The question is simple: Do we want to be ruled, or are we going to rule ourselves? The Internet age is a chance for all world citizens to decide about this. When we see on the Internet the way we can live, we question the way we are forced to live.
Other challenges to Internet enthusiasts include the proliferation of misinformation about the Net. Some companies are trying to fool less-knowledgeable users by talking about technologically impossible or unnecessary solutions. The best example is the problem of secure commercial transactions on the Net. Whoever says they have software that makes the Net 100% secure is lying, and whoever says that using credit cards on the Net is less secure than using them in a restaurant is also lying.

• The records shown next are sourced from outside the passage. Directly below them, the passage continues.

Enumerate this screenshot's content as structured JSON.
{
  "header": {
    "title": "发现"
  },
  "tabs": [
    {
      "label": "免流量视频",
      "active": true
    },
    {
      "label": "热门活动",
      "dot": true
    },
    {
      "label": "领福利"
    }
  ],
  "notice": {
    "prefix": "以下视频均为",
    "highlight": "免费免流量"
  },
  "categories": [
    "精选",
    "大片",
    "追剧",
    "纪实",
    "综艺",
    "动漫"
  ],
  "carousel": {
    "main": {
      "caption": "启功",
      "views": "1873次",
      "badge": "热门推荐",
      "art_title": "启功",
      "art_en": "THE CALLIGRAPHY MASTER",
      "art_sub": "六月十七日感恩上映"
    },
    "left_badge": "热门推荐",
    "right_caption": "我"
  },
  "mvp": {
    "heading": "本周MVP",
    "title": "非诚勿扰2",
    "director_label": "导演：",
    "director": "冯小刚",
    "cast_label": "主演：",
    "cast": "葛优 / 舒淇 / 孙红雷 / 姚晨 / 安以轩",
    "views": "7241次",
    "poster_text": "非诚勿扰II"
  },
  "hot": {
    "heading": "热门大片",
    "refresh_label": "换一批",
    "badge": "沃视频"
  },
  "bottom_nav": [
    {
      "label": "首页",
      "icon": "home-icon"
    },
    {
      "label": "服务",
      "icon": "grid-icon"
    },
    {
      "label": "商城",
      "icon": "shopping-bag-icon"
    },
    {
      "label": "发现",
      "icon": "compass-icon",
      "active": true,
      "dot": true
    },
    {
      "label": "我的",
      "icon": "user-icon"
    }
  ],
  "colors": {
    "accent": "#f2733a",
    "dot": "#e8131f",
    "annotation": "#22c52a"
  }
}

We at the Istanbul Chapter of the Internet Society (http://www.isoctr.org) are trying to teach facts about the Internet to the general public and are also doing our best to keep the Internet as a free platform in Turkey. We have a duty to tell users their rights and help them to defend them. Also, we are developing and proposing technical solutions to some problems we face. Most countries have similar problems, such as connection to their neighbors over networks that are thousands of kilometers away. To prevent this, the European Union is supporting a pan-European network instead of using the U.S. Internet infrastructure as the main backbone.
But the main problems in Turkey are the ISP monopoly and the speed of international connectivity. It takes nearly half an hour to receive 10 e-mails from an out-of-country mailbox. This means that it is practically impossible to use the Internet in Turkey.
As a final thought, I would like to add that the Internet gives developing countries the incredible opportunity to catch up with more developed countries, and any governments that try to control or ban the Internet will be giving up this chance.